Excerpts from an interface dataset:
--- --- ---
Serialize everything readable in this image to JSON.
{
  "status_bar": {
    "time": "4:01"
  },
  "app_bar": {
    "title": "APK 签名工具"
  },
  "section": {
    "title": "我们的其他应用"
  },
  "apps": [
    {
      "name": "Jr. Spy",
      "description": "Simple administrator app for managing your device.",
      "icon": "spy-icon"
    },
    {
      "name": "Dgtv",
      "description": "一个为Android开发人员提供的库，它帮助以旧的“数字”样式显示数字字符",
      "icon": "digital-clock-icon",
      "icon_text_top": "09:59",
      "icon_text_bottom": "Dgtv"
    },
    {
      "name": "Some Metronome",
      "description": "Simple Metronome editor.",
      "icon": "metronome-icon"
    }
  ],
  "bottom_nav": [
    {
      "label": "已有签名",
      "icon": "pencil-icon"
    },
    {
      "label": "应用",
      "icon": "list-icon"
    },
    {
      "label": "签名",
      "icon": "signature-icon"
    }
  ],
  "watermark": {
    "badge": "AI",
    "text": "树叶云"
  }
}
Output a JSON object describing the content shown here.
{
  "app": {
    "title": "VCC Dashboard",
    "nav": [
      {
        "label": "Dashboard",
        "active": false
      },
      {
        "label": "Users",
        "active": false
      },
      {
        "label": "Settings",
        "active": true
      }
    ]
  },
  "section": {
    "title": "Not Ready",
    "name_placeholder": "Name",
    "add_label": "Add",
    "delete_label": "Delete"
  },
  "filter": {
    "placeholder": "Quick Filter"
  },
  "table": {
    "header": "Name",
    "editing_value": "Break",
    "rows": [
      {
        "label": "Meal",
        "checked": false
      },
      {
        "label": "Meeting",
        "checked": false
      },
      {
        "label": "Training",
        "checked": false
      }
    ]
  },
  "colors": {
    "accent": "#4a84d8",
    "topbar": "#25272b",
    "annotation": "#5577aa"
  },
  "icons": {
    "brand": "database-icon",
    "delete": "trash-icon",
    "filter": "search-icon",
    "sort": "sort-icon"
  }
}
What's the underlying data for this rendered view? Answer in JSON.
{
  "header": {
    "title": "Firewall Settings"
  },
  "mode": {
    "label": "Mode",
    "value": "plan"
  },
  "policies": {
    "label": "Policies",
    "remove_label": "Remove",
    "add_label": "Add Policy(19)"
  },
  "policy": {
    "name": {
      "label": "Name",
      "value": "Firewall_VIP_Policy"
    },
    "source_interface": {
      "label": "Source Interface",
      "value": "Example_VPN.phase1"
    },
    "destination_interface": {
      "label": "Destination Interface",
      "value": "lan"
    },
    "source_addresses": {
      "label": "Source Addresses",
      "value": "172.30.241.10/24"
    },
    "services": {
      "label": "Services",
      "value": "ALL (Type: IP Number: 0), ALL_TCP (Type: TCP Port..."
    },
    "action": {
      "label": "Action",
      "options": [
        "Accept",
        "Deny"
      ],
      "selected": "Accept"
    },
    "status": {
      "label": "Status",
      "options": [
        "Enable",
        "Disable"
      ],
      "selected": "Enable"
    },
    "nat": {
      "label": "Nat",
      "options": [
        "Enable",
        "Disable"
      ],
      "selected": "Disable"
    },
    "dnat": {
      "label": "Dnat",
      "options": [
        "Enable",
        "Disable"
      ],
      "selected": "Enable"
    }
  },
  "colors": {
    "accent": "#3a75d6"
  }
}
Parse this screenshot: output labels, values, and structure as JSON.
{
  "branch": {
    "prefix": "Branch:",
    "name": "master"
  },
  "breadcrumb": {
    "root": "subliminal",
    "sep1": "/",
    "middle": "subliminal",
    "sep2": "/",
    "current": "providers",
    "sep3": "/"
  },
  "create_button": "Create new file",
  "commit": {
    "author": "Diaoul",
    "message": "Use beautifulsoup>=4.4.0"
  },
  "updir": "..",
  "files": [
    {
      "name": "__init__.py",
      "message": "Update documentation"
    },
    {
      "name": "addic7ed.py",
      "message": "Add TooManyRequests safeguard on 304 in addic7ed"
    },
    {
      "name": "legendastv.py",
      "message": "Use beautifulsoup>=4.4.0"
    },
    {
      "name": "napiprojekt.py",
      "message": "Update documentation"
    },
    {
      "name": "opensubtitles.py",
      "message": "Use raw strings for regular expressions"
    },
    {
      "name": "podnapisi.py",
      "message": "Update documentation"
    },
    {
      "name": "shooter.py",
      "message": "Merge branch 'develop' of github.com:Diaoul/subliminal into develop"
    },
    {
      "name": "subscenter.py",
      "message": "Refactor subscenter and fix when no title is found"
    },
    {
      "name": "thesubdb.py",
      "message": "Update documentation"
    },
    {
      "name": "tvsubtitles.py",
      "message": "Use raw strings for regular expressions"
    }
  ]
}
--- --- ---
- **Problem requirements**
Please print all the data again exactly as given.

- **Solved problem**
Serialize everything readable in this image to JSON.
{
  "status_bar": {
    "time": "4:01"
  },
  "app_bar": {
    "title": "APK 签名工具"
  },
  "section": {
    "title": "我们的其他应用"
  },
  "apps": [
    {
      "name": "Jr. Spy",
      "description": "Simple administrator app for managing your device.",
      "icon": "spy-icon"
    },
    {
      "name": "Dgtv",
      "description": "一个为Android开发人员提供的库，它帮助以旧的“数字”样式显示数字字符",
      "icon": "digital-clock-icon",
      "icon_text_top": "09:59",
      "icon_text_bottom": "Dgtv"
    },
    {
      "name": "Some Metronome",
      "description": "Simple Metronome editor.",
      "icon": "metronome-icon"
    }
  ],
  "bottom_nav": [
    {
      "label": "已有签名",
      "icon": "pencil-icon"
    },
    {
      "label": "应用",
      "icon": "list-icon"
    },
    {
      "label": "签名",
      "icon": "signature-icon"
    }
  ],
  "watermark": {
    "badge": "AI",
    "text": "树叶云"
  }
}
Output a JSON object describing the content shown here.
{
  "app": {
    "title": "VCC Dashboard",
    "nav": [
      {
        "label": "Dashboard",
        "active": false
      },
      {
        "label": "Users",
        "active": false
      },
      {
        "label": "Settings",
        "active": true
      }
    ]
  },
  "section": {
    "title": "Not Ready",
    "name_placeholder": "Name",
    "add_label": "Add",
    "delete_label": "Delete"
  },
  "filter": {
    "placeholder": "Quick Filter"
  },
  "table": {
    "header": "Name",
    "editing_value": "Break",
    "rows": [
      {
        "label": "Meal",
        "checked": false
      },
      {
        "label": "Meeting",
        "checked": false
      },
      {
        "label": "Training",
        "checked": false
      }
    ]
  },
  "colors": {
    "accent": "#4a84d8",
    "topbar": "#25272b",
    "annotation": "#5577aa"
  },
  "icons": {
    "brand": "database-icon",
    "delete": "trash-icon",
    "filter": "search-icon",
    "sort": "sort-icon"
  }
}
What's the underlying data for this rendered view? Answer in JSON.
{
  "header": {
    "title": "Firewall Settings"
  },
  "mode": {
    "label": "Mode",
    "value": "plan"
  },
  "policies": {
    "label": "Policies",
    "remove_label": "Remove",
    "add_label": "Add Policy(19)"
  },
  "policy": {
    "name": {
      "label": "Name",
      "value": "Firewall_VIP_Policy"
    },
    "source_interface": {
      "label": "Source Interface",
      "value": "Example_VPN.phase1"
    },
    "destination_interface": {
      "label": "Destination Interface",
      "value": "lan"
    },
    "source_addresses": {
      "label": "Source Addresses",
      "value": "172.30.241.10/24"
    },
    "services": {
      "label": "Services",
      "value": "ALL (Type: IP Number: 0), ALL_TCP (Type: TCP Port..."
    },
    "action": {
      "label": "Action",
      "options": [
        "Accept",
        "Deny"
      ],
      "selected": "Accept"
    },
    "status": {
      "label": "Status",
      "options": [
        "Enable",
        "Disable"
      ],
      "selected": "Enable"
    },
    "nat": {
      "label": "Nat",
      "options": [
        "Enable",
        "Disable"
      ],
      "selected": "Disable"
    },
    "dnat": {
      "label": "Dnat",
      "options": [
        "Enable",
        "Disable"
      ],
      "selected": "Enable"
    }
  },
  "colors": {
    "accent": "#3a75d6"
  }
}
Parse this screenshot: output labels, values, and structure as JSON.
{
  "branch": {
    "prefix": "Branch:",
    "name": "master"
  },
  "breadcrumb": {
    "root": "subliminal",
    "sep1": "/",
    "middle": "subliminal",
    "sep2": "/",
    "current": "providers",
    "sep3": "/"
  },
  "create_button": "Create new file",
  "commit": {
    "author": "Diaoul",
    "message": "Use beautifulsoup>=4.4.0"
  },
  "updir": "..",
  "files": [
    {
      "name": "__init__.py",
      "message": "Update documentation"
    },
    {
      "name": "addic7ed.py",
      "message": "Add TooManyRequests safeguard on 304 in addic7ed"
    },
    {
      "name": "legendastv.py",
      "message": "Use beautifulsoup>=4.4.0"
    },
    {
      "name": "napiprojekt.py",
      "message": "Update documentation"
    },
    {
      "name": "opensubtitles.py",
      "message": "Use raw strings for regular expressions"
    },
    {
      "name": "podnapisi.py",
      "message": "Update documentation"
    },
    {
      "name": "shooter.py",
      "message": "Merge branch 'develop' of github.com:Diaoul/subliminal into develop"
    },
    {
      "name": "subscenter.py",
      "message": "Refactor subscenter and fix when no title is found"
    },
    {
      "name": "thesubdb.py",
      "message": "Update documentation"
    },
    {
      "name": "tvsubtitles.py",
      "message": "Use raw strings for regular expressions"
    }
  ]
}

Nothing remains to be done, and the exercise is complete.